This was the first book by K.J.Parker that I've had the pleasure to read, and will certainly not be the last. I am new to the fantasy genre, though not quite a virgin (I'm well read in the Sci-Fi genre, if that counts for something). That said, "Devices And Desires" was clearly the best that I've read so far in the fantasy genre. Parker has clearly done her research with the sort of dilligence and attention to detail that rivals anything that could be expected of the central character of the book.

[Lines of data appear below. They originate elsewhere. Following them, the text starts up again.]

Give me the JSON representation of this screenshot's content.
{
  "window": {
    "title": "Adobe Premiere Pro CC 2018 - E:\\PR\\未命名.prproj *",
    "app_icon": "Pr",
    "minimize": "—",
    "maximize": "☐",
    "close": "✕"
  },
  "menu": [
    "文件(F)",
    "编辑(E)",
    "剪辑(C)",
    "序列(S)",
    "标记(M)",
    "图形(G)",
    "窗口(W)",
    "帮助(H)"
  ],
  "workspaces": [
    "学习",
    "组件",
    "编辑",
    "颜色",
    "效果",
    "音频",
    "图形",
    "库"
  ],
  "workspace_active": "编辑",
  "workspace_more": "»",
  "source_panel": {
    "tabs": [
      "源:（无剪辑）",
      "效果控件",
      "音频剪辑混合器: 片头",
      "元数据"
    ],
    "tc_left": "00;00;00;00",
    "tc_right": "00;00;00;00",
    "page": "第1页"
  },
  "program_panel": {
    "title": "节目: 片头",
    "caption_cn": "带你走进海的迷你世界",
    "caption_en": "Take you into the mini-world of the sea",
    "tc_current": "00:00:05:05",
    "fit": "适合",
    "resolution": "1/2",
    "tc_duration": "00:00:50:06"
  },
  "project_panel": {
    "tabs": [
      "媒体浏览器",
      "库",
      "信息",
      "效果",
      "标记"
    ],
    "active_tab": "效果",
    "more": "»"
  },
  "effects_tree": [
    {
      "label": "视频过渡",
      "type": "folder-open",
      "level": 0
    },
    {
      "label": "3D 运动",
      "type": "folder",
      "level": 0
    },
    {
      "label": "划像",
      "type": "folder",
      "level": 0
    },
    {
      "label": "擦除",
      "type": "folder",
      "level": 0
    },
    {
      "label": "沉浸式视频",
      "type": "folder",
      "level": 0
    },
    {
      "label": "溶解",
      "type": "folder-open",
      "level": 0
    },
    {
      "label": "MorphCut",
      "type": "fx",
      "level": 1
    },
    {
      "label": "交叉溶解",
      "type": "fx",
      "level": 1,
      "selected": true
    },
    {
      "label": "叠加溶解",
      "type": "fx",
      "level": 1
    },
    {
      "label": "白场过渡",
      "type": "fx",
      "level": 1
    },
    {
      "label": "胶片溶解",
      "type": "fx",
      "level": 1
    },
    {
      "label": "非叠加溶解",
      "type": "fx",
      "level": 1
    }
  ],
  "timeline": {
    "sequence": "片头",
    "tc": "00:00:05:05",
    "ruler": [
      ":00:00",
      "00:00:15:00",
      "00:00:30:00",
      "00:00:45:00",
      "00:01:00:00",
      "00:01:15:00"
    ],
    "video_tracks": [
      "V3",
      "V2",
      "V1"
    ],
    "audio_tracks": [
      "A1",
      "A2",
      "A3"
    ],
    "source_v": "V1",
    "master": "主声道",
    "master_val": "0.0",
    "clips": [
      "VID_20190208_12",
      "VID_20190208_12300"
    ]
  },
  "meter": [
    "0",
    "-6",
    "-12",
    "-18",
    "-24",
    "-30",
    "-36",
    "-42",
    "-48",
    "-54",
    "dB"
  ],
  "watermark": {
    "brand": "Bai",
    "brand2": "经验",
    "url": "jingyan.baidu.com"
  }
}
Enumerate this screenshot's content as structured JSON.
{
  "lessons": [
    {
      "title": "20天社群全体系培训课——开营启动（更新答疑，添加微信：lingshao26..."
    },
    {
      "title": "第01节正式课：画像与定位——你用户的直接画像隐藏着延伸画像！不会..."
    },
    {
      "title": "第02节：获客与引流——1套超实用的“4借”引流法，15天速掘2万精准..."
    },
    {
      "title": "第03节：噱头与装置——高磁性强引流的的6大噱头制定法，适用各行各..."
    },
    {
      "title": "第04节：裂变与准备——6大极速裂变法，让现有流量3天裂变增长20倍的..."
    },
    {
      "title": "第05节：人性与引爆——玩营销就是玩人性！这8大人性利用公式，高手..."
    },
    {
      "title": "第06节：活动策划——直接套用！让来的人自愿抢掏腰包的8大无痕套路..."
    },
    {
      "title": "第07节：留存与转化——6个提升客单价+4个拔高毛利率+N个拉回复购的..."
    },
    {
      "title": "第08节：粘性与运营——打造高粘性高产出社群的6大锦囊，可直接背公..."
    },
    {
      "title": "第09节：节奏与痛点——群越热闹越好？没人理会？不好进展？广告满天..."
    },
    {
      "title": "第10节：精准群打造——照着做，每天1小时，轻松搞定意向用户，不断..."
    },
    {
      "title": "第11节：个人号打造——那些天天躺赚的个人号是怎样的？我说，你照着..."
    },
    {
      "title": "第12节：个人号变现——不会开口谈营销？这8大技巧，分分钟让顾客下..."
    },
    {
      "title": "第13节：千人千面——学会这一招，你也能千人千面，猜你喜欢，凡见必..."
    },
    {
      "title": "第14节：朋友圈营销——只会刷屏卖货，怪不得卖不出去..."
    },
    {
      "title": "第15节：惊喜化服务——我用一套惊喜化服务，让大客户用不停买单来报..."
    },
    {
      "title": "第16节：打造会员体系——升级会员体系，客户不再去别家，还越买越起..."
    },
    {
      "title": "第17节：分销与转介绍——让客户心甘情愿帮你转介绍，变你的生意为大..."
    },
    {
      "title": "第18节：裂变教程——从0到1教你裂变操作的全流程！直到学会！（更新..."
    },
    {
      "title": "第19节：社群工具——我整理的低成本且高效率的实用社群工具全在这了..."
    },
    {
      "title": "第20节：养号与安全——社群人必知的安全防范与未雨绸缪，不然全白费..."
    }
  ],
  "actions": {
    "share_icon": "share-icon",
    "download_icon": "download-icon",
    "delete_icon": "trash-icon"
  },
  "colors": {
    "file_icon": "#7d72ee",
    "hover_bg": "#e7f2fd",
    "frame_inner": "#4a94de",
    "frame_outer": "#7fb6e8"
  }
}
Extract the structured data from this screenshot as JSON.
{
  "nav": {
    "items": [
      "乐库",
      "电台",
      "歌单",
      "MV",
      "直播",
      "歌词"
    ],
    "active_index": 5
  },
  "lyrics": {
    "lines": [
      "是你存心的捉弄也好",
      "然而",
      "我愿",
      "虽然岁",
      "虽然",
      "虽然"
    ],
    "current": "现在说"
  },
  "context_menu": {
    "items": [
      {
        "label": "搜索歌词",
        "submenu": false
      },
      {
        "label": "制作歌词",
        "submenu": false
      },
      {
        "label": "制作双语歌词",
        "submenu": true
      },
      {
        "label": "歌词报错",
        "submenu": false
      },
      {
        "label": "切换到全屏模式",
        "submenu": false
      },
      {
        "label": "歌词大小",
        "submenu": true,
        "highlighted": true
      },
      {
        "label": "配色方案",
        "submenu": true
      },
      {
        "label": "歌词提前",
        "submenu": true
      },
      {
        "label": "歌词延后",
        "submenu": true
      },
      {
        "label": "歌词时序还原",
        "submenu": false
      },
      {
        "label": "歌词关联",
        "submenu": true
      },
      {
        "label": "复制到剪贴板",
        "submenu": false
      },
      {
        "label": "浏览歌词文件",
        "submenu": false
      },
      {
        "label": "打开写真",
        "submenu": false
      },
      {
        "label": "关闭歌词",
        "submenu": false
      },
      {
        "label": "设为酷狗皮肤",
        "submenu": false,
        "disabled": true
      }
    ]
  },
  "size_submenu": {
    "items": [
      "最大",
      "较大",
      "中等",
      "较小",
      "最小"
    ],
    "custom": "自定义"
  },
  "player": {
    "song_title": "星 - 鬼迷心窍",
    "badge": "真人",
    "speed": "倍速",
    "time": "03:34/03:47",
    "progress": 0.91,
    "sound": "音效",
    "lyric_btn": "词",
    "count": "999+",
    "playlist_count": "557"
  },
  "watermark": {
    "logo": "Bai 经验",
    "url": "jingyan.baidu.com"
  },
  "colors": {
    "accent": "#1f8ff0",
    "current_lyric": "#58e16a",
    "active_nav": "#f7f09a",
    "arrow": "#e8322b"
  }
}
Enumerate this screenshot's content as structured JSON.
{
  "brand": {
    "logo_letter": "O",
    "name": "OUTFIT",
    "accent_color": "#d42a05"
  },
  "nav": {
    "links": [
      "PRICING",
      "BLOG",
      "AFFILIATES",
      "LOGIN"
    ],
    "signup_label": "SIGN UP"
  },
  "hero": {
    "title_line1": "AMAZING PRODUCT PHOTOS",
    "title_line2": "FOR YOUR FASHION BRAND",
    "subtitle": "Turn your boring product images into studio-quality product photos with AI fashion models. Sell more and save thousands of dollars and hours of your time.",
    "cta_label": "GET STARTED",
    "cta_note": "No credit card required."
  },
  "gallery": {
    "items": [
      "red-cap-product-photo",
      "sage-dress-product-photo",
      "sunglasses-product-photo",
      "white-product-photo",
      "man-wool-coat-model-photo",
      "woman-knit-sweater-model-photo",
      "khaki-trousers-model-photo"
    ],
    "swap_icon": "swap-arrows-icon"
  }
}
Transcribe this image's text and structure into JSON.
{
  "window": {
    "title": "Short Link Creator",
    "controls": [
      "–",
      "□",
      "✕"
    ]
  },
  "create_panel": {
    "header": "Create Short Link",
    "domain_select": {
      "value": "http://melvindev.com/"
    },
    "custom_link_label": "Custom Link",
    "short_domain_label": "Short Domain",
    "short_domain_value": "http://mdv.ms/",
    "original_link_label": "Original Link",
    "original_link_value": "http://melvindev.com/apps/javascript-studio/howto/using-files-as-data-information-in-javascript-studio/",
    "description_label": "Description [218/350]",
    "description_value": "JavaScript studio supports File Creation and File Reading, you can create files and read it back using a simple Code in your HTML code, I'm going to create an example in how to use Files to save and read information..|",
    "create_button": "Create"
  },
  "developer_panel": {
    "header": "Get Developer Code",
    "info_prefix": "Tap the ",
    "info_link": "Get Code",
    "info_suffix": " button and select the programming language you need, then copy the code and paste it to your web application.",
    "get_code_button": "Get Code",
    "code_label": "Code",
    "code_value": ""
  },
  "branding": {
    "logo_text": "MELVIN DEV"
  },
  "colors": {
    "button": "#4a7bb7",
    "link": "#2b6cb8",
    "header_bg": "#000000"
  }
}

The story centers around Ziani Vaazes, the unlikely unconventional protagonist-victim-anti-hero. He's a single minded genius of an engineer, who, after some unfortunate events, is forced to work with the material flesh and bone, of human motivations, alliances and betrayals, to construct his grand and terrible machine, that is the only means to achieve a purpose ludicrously simple and mundane. A purpose he cannot avoid working towards, as he puts it, any more than a rock pushed of a ledge can help falling.
Devices And Desires is full of interesting personalities, depth in all fronts, intrigue of human relations with the often banal, almost trivial reasons that can lead to the slaughter of armies and the death of nations. And detail. Lots of detailed knowledge, yet never tedious.
Also a well balanced end, tying up many lose ends, giving a feeling of an end of an epoch; yet hinting at things to come, and whole new battles to fight, as Vaatzes' machine grinds it's gears.
As a SciFi fan with a naturalistic world view, I also appreciated the fact that the world is not infused with magic, ghosts and goblins, but rather is confined to the much more interesting wonders of the natural world. The only thing about the world of the book where I had to suspend my disbelief was the complete lack of religions (unless you count the mezentine's religious attitude towards precision of engineering, and the organization around it as religion). While being irreligious myself, I do believe that evidence shows that societies lacking religions or at least prominent superstitions completely (in reality, rather than just on paper) are as unlikely as any of the most fantastic absurdities fathomed by fantasy writers. This strange ommision can, howerver, be forgiven, as world created by Parker is so rich and satisfying in numerous other respects. Devices And Desires is an impressive piece of work, and a real page turner.
While anchiously waiting for the sequel, I'll certainly look into Parker's other works.